This morning I dropped off my completed Kenyan work permit application at the Registrar’s (Admin) Office. I have learned that I need to add the “Admin” because there is more than one Registrar’s Office. Last Friday he said he would complete his part of the application and, I believe I heard him right, hand carry the application to Nairobi. Included in the application were 2 passport photos, my Curriculum Vitae, and my official University of California, Berkeley transcript documenting my Doctor of Optometry and Doctor of Philosophy degrees. Apparently, they have backed off of the requirement that I show them my original diplomas. I attribute that change of heart to the face-to-face meeting I had with the administrator.
Most administrators, professors, and lecturers do not have computers on their desks. Definitely, administrative assistants and receptionists do not have computers on their desks. That would be a huge investment. Things are done the old fashioned way using paper and carbon paper, when necessary. Almost everyone has a mobile phone, but texting is uncommon.
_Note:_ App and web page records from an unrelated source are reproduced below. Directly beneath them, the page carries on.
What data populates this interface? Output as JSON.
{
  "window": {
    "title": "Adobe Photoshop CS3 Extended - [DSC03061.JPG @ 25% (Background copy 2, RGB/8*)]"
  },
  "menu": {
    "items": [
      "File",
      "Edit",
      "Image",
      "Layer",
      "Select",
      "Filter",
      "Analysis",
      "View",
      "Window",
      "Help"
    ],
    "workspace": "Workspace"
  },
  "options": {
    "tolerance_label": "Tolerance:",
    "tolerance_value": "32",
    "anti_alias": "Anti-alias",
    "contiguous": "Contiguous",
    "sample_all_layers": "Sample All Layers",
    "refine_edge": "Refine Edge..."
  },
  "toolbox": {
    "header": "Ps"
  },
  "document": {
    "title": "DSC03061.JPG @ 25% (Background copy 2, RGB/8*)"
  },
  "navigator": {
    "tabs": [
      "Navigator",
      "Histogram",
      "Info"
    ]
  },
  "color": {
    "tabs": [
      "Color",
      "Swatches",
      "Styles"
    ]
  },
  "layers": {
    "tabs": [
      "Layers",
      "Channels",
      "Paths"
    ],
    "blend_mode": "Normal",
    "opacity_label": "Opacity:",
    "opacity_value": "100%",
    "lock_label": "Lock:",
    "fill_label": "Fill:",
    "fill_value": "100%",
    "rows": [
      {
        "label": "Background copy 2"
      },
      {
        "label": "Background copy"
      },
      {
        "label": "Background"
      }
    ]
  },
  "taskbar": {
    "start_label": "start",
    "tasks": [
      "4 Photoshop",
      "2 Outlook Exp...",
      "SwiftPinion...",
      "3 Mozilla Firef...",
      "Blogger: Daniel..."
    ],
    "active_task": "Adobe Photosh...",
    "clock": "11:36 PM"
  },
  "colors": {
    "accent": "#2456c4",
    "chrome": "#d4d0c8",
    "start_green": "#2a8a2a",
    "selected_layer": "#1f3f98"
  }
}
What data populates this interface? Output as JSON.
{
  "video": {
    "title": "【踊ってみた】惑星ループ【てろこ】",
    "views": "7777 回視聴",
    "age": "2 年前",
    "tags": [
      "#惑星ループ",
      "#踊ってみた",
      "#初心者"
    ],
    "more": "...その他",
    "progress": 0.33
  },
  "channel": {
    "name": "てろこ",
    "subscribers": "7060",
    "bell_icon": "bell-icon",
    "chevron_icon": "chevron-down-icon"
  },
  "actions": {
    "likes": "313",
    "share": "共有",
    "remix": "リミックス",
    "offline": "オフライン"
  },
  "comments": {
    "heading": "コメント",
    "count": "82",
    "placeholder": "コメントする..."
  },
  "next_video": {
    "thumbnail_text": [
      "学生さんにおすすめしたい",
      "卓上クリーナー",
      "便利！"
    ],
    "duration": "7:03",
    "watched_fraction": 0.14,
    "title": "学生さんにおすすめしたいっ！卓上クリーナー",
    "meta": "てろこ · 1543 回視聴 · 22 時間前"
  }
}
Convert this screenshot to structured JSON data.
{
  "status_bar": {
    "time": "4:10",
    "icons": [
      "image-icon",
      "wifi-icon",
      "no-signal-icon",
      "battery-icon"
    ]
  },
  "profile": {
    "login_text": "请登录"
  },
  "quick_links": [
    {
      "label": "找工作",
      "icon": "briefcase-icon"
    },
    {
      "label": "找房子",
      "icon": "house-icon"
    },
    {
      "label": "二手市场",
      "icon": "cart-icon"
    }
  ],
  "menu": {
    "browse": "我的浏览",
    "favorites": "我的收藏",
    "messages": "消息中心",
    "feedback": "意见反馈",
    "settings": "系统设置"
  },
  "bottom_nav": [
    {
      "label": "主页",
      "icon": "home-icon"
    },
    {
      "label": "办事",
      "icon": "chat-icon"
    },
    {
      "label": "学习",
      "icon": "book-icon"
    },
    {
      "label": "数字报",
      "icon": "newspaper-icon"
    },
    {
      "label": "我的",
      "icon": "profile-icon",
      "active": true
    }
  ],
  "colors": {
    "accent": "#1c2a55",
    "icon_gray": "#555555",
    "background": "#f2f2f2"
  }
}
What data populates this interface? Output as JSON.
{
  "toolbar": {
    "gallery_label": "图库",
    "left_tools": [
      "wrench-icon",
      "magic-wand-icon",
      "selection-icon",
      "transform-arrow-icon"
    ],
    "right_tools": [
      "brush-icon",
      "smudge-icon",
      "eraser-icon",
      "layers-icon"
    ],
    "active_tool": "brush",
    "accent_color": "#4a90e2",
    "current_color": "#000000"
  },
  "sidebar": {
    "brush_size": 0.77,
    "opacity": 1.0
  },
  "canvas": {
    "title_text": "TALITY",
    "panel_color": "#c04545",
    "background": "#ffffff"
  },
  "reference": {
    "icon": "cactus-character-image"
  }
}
To communicate and make decisions, a telephone call or face-to-face meeting usually does the trick.
I thought I’d do a photo tour of the Optometry and Vision Science Department, along with other photos of the Masinde Muliro University of Science and Technology. I snapped a few on the way back from lunch. If you want to see the photo a little larger, you can click on it.
The Optometry and Vision Science Department is on the ground floor in the middle. You might be able to make out the rectangular sign. There is a reception desk, the Head of Department’s office, and a slightly larger room with 4 large desks, or should I say, way too large of desks. It’s hard to walk between them.
The small clinic is about 40 yards away. It was completed only two months ago and only serves University staff, professors, faculty, and students. I am not sure what the student population size is at the moment, but we have the potential to see perhaps 5 to 10 patients a day once we get up and running at full speed, maybe more. Right now the clinic volume has been 0 to 5 patients a day, although the receptionist showed me a stack of at least 10 patients waiting for examinations. We have all been busy completing the 4th year student qualifying examinations and grading the last couple of days. This afternoon I was writing a lecture in the clinic conference room and two patients stopped by so I gave them an eye exam.
Jennifer is the clinic receptionist, on the left. Pamela (center) and Patricia stopped by to say hi and chat.
There is a frame selection room, but no frames. I am not sure of the reasons why, perhaps the funds ran out. But we still do not have frames or a way to place lenses into the frames. But I am choosing to look on the bright side. We have a clinic we did not have three months ago, with good quality instruments. The rest will be worked out in time.
I believe there are nine clinic rooms, although not all are equipped with the optometry lane as we call it with chair, stand, projector, phoropter, and slit lamp.
Looking down the clinic hallway.
Just outside the clinic there is this beautiful Nandi Flame tree (Spathodea campanulata).
The Nandi Flame tree has orange-red flowers. It is native to the area and grows well. Apparently, it grows so well that it has been listed as one of the world’s top 100 invader species. That reminds me of the fact that in Arizona the mesquite tree is native to Southern Arizona and is a beautiful, hardy tree. In Hawaii, the mesquite tree is an invasive species that is spreading out of control, crowding out the native Hawaiian dry land trees.
This building, right next to the clinic, was just completed last week. It has many classrooms and lecture halls.
Many of the administrative offices are in small tin-roofed shacks. When it starts to rain in the afternoon it can be hard to hear what the person next to you is saying.
There is a lot of open land on the campus. Here students are walking across a field to and from class.
This tree is on the driveway in and out of campus. It has a sign posted that there are bees nesting above and not to disturb them.
This was the scene this afternoon around 1pm just outside the campus main gate. The two lane highway is the main thoroughfare through town. About 50 km (31 miles) to the south lies Kisumu, and 110 km to the north is Kitale, gateway to the Mt. Elgon National Park. Another interesting town not too far away is Eldoret, gateway to the Kerio Valley National Park. Over time I will explore these places, which are the lesser known Kenyan National Parks. Nakuru, to the southeast about 4 hours by car, is well known for a lake with pink flamingos. A bit farther, perhaps 6 hours to the south, lies the famous Maasai Mara National Park, partly in Kenya but mostly in Tanzania.
In an earlier post I mentioned by bewilderment that there were not more bicycles shops given that there are bikes everywhere. Well, I was mistaken. There are bicycle shops all over the place, they just don’t have walls or a roof.
The guys at the bike shop helped me pump up my tires. The bike came with a pump but to tell you the truth I can’t figure out how it works. I will buy a small bike pump in the US when I am there in a couple weeks, and bring it back. That’s it for today. I am waiting to find out the details of my optometry teaching tour which might start as early as this Wednesday. I’ll let you know when I know.